◆ What the task requires ◆
Using the data below, please return every line exactly as given.

━━━━━ Study material ━━━━━

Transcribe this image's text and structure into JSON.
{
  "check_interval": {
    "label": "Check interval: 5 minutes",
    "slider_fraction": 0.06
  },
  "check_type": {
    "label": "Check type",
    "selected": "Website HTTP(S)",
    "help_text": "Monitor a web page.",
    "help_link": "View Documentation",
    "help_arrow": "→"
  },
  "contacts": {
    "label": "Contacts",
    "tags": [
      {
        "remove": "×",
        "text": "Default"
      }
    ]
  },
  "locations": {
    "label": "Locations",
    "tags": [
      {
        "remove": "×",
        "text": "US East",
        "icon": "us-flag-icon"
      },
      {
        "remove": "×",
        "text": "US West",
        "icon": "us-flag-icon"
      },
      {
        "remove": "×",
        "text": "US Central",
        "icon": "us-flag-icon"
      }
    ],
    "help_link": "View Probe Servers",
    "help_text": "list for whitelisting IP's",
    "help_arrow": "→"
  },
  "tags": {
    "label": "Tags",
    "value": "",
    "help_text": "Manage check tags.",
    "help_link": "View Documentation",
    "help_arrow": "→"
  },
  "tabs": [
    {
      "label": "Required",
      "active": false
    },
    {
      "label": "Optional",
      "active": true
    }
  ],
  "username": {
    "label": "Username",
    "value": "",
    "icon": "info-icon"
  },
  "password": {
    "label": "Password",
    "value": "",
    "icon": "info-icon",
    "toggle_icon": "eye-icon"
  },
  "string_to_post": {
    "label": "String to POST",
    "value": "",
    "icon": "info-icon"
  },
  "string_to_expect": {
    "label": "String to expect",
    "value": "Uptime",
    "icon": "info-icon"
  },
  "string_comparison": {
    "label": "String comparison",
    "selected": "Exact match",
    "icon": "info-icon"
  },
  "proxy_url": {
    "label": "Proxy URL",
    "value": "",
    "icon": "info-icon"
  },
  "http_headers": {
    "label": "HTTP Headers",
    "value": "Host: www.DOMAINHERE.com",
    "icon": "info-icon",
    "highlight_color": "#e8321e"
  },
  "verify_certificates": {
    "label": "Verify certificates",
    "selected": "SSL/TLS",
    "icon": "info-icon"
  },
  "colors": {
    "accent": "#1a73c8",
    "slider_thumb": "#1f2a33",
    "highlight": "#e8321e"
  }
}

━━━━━

◆ Answer to this exercise ◆
Transcribe this image's text and structure into JSON.
{
  "check_interval": {
    "label": "Check interval: 5 minutes",
    "slider_fraction": 0.06
  },
  "check_type": {
    "label": "Check type",
    "selected": "Website HTTP(S)",
    "help_text": "Monitor a web page.",
    "help_link": "View Documentation",
    "help_arrow": "→"
  },
  "contacts": {
    "label": "Contacts",
    "tags": [
      {
        "remove": "×",
        "text": "Default"
      }
    ]
  },
  "locations": {
    "label": "Locations",
    "tags": [
      {
        "remove": "×",
        "text": "US East",
        "icon": "us-flag-icon"
      },
      {
        "remove": "×",
        "text": "US West",
        "icon": "us-flag-icon"
      },
      {
        "remove": "×",
        "text": "US Central",
        "icon": "us-flag-icon"
      }
    ],
    "help_link": "View Probe Servers",
    "help_text": "list for whitelisting IP's",
    "help_arrow": "→"
  },
  "tags": {
    "label": "Tags",
    "value": "",
    "help_text": "Manage check tags.",
    "help_link": "View Documentation",
    "help_arrow": "→"
  },
  "tabs": [
    {
      "label": "Required",
      "active": false
    },
    {
      "label": "Optional",
      "active": true
    }
  ],
  "username": {
    "label": "Username",
    "value": "",
    "icon": "info-icon"
  },
  "password": {
    "label": "Password",
    "value": "",
    "icon": "info-icon",
    "toggle_icon": "eye-icon"
  },
  "string_to_post": {
    "label": "String to POST",
    "value": "",
    "icon": "info-icon"
  },
  "string_to_expect": {
    "label": "String to expect",
    "value": "Uptime",
    "icon": "info-icon"
  },
  "string_comparison": {
    "label": "String comparison",
    "selected": "Exact match",
    "icon": "info-icon"
  },
  "proxy_url": {
    "label": "Proxy URL",
    "value": "",
    "icon": "info-icon"
  },
  "http_headers": {
    "label": "HTTP Headers",
    "value": "Host: www.DOMAINHERE.com",
    "icon": "info-icon",
    "highlight_color": "#e8321e"
  },
  "verify_certificates": {
    "label": "Verify certificates",
    "selected": "SSL/TLS",
    "icon": "info-icon"
  },
  "colors": {
    "accent": "#1a73c8",
    "slider_thumb": "#1f2a33",
    "highlight": "#e8321e"
  }
}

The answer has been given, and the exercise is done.